#### [Activity]
Below are the records; copy out every line that holds the word "Seleccionar".
* * * * *
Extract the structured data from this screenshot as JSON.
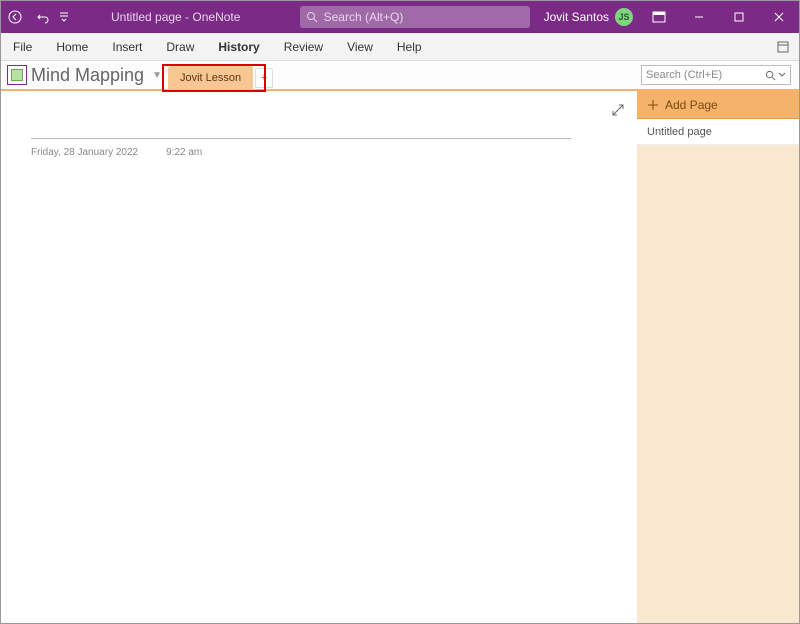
{
  "titlebar": {
    "title": "Untitled page  -  OneNote",
    "search_placeholder": "Search (Alt+Q)",
    "user_name": "Jovit Santos",
    "user_initials": "JS"
  },
  "ribbon": {
    "file": "File",
    "home": "Home",
    "insert": "Insert",
    "draw": "Draw",
    "history": "History",
    "review": "Review",
    "view": "View",
    "help": "Help"
  },
  "notebook": {
    "name": "Mind Mapping",
    "section_tab": "Jovit Lesson",
    "search_placeholder": "Search (Ctrl+E)"
  },
  "page": {
    "date": "Friday, 28 January 2022",
    "time": "9:22 am"
  },
  "right_panel": {
    "add_page": "Add Page",
    "page_1": "Untitled page"
  }
}
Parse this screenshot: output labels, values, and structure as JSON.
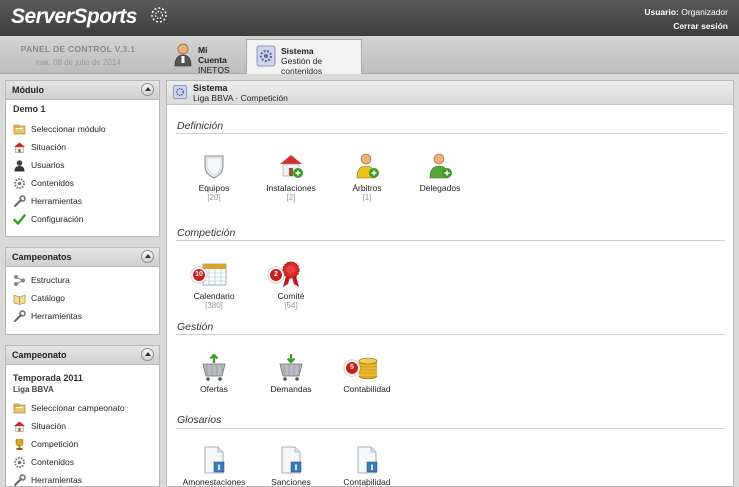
{
  "header": {
    "logo_text": "ServerSports",
    "user_label": "Usuario:",
    "user_name": "Organizador",
    "logout": "Cerrar sesión"
  },
  "control_panel": {
    "title": "PANEL DE CONTROL V.3.1",
    "date": "mar, 08 de julio de 2014"
  },
  "tabs": [
    {
      "label": "Mi Cuenta",
      "sub": "INETQS",
      "icon": "user-icon"
    },
    {
      "label": "Sistema",
      "sub": "Gestión de contenidos",
      "icon": "gear-icon",
      "active": true
    }
  ],
  "sidebar": {
    "modulo": {
      "title": "Módulo",
      "context": "Demo 1",
      "items": [
        {
          "label": "Seleccionar módulo",
          "icon": "folder-icon"
        },
        {
          "label": "Situación",
          "icon": "house-icon"
        },
        {
          "label": "Usuarios",
          "icon": "user-icon"
        },
        {
          "label": "Contenidos",
          "icon": "gear-icon"
        },
        {
          "label": "Herramientas",
          "icon": "wrench-icon"
        },
        {
          "label": "Configuración",
          "icon": "check-icon"
        }
      ]
    },
    "campeonatos": {
      "title": "Campeonatos",
      "items": [
        {
          "label": "Estructura",
          "icon": "structure-icon"
        },
        {
          "label": "Catálogo",
          "icon": "catalog-icon"
        },
        {
          "label": "Herramientas",
          "icon": "wrench-icon"
        }
      ]
    },
    "campeonato": {
      "title": "Campeonato",
      "context": "Temporada 2011",
      "context2": "Liga BBVA",
      "items": [
        {
          "label": "Seleccionar campeonato",
          "icon": "folder-icon"
        },
        {
          "label": "Situación",
          "icon": "house-icon"
        },
        {
          "label": "Competición",
          "icon": "trophy-icon"
        },
        {
          "label": "Contenidos",
          "icon": "gear-icon"
        },
        {
          "label": "Herramientas",
          "icon": "wrench-icon"
        }
      ]
    }
  },
  "content": {
    "title": "Sistema",
    "breadcrumb": "Liga BBVA · Competición",
    "sections": [
      {
        "title": "Definición",
        "items": [
          {
            "label": "Equipos",
            "count": "[20]",
            "icon": "shield-icon"
          },
          {
            "label": "Instalaciones",
            "count": "[2]",
            "icon": "building-icon"
          },
          {
            "label": "Árbitros",
            "count": "[1]",
            "icon": "referee-icon"
          },
          {
            "label": "Delegados",
            "count": "",
            "icon": "delegate-icon"
          }
        ]
      },
      {
        "title": "Competición",
        "items": [
          {
            "label": "Calendario",
            "count": "[380]",
            "icon": "calendar-icon",
            "badge": "10"
          },
          {
            "label": "Comité",
            "count": "[54]",
            "icon": "ribbon-icon",
            "badge": "2"
          }
        ]
      },
      {
        "title": "Gestión",
        "items": [
          {
            "label": "Ofertas",
            "count": "",
            "icon": "cart-up-icon"
          },
          {
            "label": "Demandas",
            "count": "",
            "icon": "cart-down-icon"
          },
          {
            "label": "Contabilidad",
            "count": "",
            "icon": "coins-icon",
            "badge": "5"
          }
        ]
      },
      {
        "title": "Glosarios",
        "items": [
          {
            "label": "Amonestaciones",
            "count": "",
            "icon": "document-icon"
          },
          {
            "label": "Sanciones",
            "count": "",
            "icon": "document-icon"
          },
          {
            "label": "Contabilidad",
            "count": "",
            "icon": "document-icon"
          }
        ]
      }
    ]
  },
  "colors": {
    "header_dark": "#3d3d3d",
    "badge_red": "#c81e1e",
    "panel_gray": "#d9d9d9"
  }
}
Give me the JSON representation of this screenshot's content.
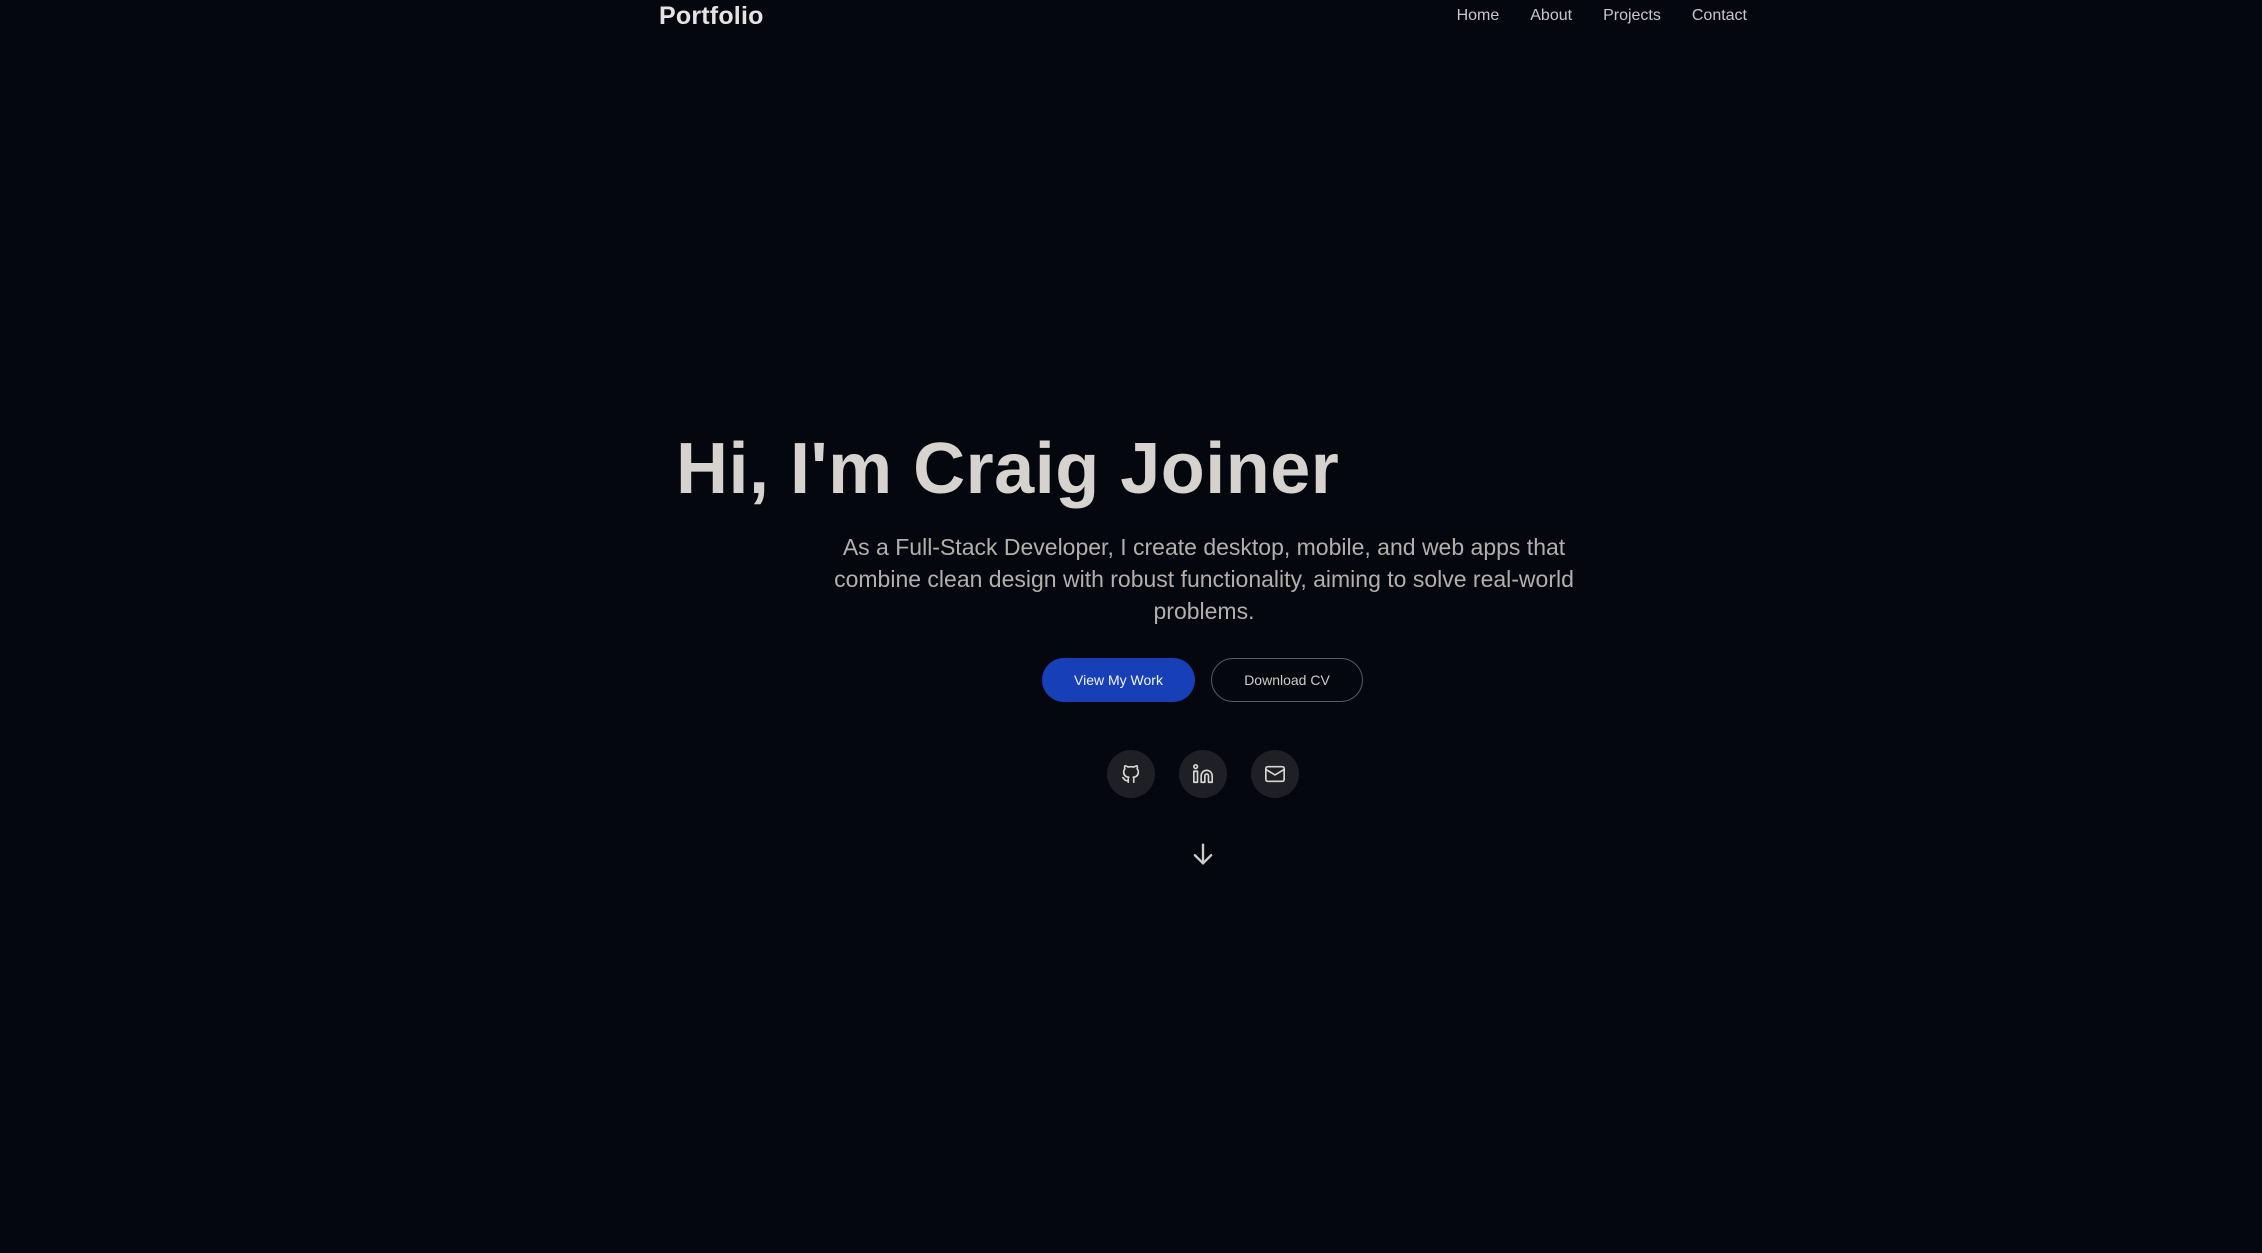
{
  "nav": {
    "brand": "Portfolio",
    "links": [
      "Home",
      "About",
      "Projects",
      "Contact"
    ]
  },
  "hero": {
    "title": "Hi, I'm Craig Joiner",
    "description": "As a Full-Stack Developer, I create desktop, mobile, and web apps that combine clean design with robust functionality, aiming to solve real-world problems.",
    "primary_button": "View My Work",
    "secondary_button": "Download CV"
  },
  "socials": [
    {
      "icon": "github-icon"
    },
    {
      "icon": "linkedin-icon"
    },
    {
      "icon": "mail-icon"
    }
  ],
  "colors": {
    "background": "#05070f",
    "accent": "#1740b8",
    "social_bg": "#1f2026"
  }
}
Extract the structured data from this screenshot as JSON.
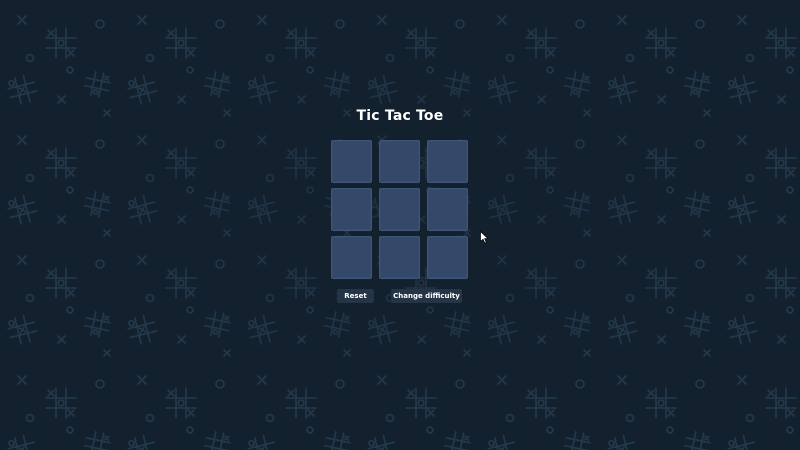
{
  "game": {
    "title": "Tic Tac Toe",
    "board": [
      "",
      "",
      "",
      "",
      "",
      "",
      "",
      "",
      ""
    ]
  },
  "controls": {
    "reset_label": "Reset",
    "difficulty_label": "Change difficulty"
  },
  "theme": {
    "background": "#13202d",
    "pattern_color": "#233a4d",
    "cell_color": "#34496a",
    "button_color": "#263546",
    "text_color": "#ffffff"
  },
  "icons": {
    "pointer": "mouse-pointer-icon"
  }
}
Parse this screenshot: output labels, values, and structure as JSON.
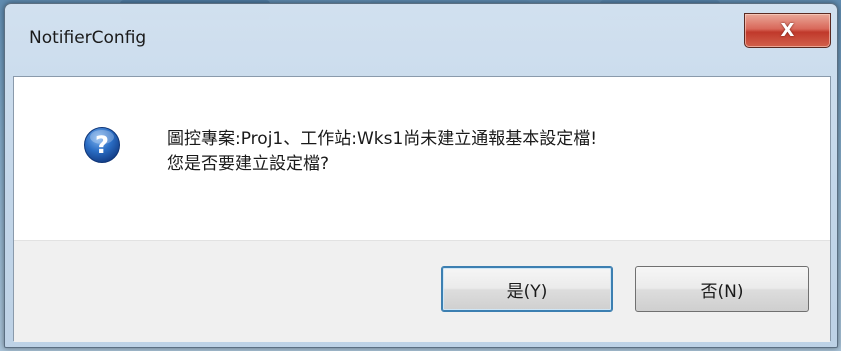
{
  "window": {
    "title": "NotifierConfig",
    "close_glyph": "X"
  },
  "message": {
    "line1": "圖控專案:Proj1、工作站:Wks1尚未建立通報基本設定檔!",
    "line2": "您是否要建立設定檔?"
  },
  "icon": {
    "name": "question-icon",
    "glyph": "?"
  },
  "buttons": {
    "yes_label": "是(Y)",
    "no_label": "否(N)"
  },
  "colors": {
    "close_red": "#c0392b",
    "icon_blue": "#1f5fb5",
    "footer_gray": "#f0f0f0",
    "default_focus": "#3c7fb1"
  }
}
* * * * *
#### [Written response]
          "label": "Seleccionar módulo",
          "label": "Seleccionar campeonato",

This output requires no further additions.